#### WORKING DATA ####

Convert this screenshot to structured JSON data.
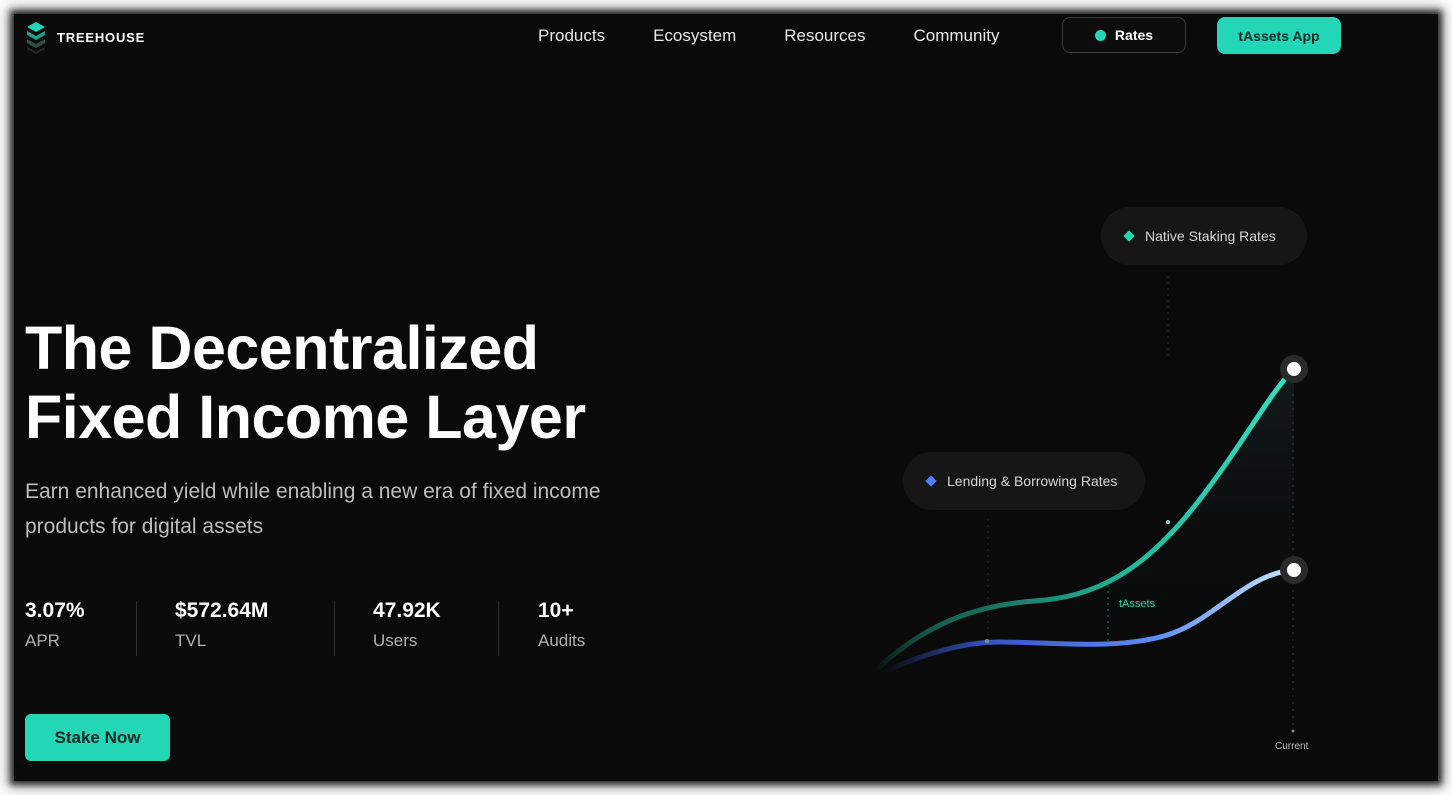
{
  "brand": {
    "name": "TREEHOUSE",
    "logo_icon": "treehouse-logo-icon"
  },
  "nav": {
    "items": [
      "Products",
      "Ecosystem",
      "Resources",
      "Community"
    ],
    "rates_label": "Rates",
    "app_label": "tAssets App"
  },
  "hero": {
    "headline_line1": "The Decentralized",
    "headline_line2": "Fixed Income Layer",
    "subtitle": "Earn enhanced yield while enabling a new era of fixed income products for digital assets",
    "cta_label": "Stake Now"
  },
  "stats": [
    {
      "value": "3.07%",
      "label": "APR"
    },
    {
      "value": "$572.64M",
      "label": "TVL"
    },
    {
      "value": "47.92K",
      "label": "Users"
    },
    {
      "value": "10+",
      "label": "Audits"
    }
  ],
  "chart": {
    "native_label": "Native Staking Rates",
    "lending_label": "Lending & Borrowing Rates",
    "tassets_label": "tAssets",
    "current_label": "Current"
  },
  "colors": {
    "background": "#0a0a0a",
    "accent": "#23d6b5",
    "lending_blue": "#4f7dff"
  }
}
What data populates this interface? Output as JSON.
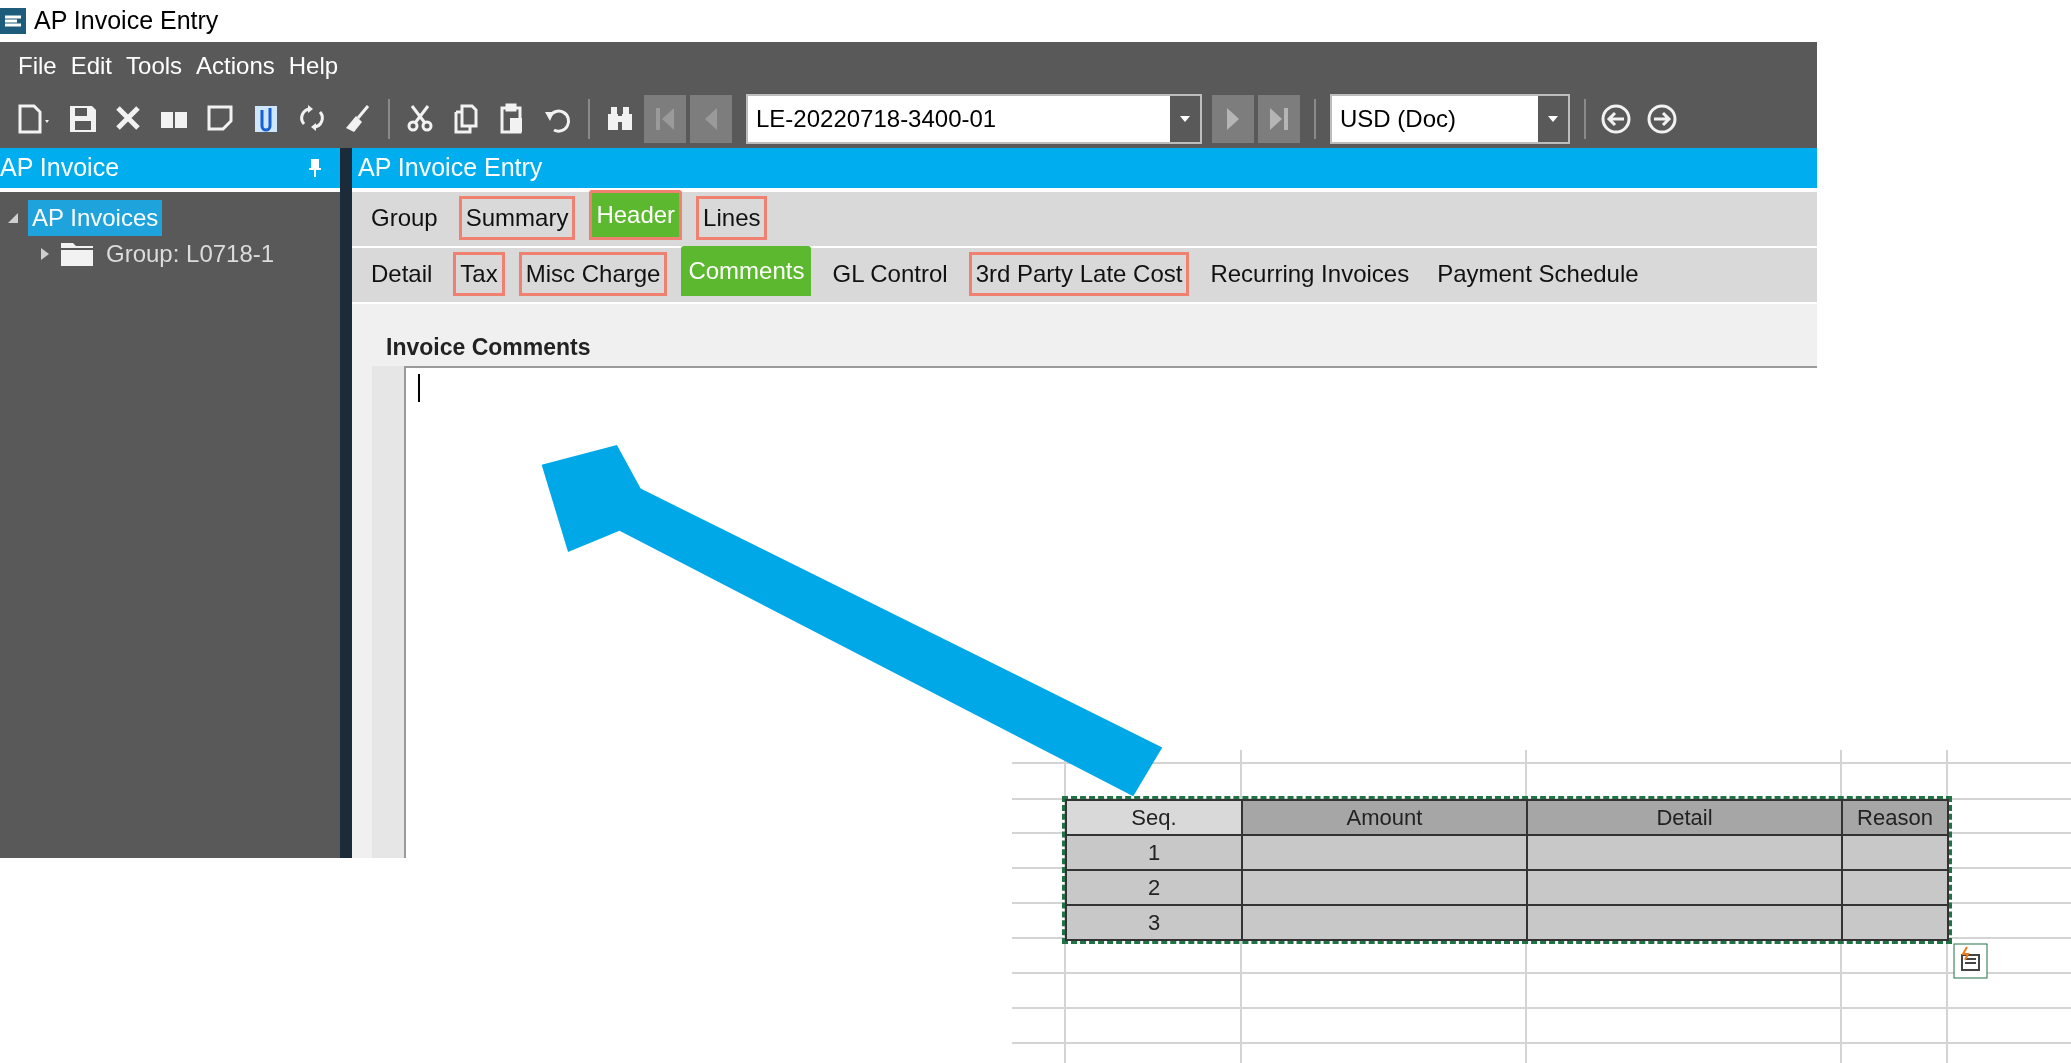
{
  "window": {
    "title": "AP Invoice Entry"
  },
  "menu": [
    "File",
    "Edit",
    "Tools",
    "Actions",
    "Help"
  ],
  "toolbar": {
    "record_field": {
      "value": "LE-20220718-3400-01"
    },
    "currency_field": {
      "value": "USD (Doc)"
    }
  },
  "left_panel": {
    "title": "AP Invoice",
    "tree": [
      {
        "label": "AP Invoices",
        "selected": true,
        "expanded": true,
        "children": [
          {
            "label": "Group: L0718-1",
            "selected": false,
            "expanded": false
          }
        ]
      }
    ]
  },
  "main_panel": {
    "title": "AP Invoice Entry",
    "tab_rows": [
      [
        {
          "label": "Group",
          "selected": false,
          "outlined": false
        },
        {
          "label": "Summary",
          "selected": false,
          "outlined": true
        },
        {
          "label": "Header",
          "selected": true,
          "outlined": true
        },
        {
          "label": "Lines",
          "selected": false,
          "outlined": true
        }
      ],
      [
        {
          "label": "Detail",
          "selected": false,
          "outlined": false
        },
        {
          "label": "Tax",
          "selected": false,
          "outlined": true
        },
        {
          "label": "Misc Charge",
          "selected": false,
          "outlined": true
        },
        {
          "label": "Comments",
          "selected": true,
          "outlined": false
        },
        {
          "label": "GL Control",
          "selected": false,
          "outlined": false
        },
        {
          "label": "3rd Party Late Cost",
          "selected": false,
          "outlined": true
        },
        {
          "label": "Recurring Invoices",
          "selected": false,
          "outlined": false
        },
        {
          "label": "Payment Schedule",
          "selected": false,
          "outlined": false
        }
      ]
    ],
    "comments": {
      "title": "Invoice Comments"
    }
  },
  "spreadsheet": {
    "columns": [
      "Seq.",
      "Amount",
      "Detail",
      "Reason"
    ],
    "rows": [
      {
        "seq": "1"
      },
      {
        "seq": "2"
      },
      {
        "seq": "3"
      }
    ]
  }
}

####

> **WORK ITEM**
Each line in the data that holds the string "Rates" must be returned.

> **WRITTEN SOLUTION**
    "rates_label": "Rates",
    "native_label": "Native Staking Rates",
    "lending_label": "Lending & Borrowing Rates",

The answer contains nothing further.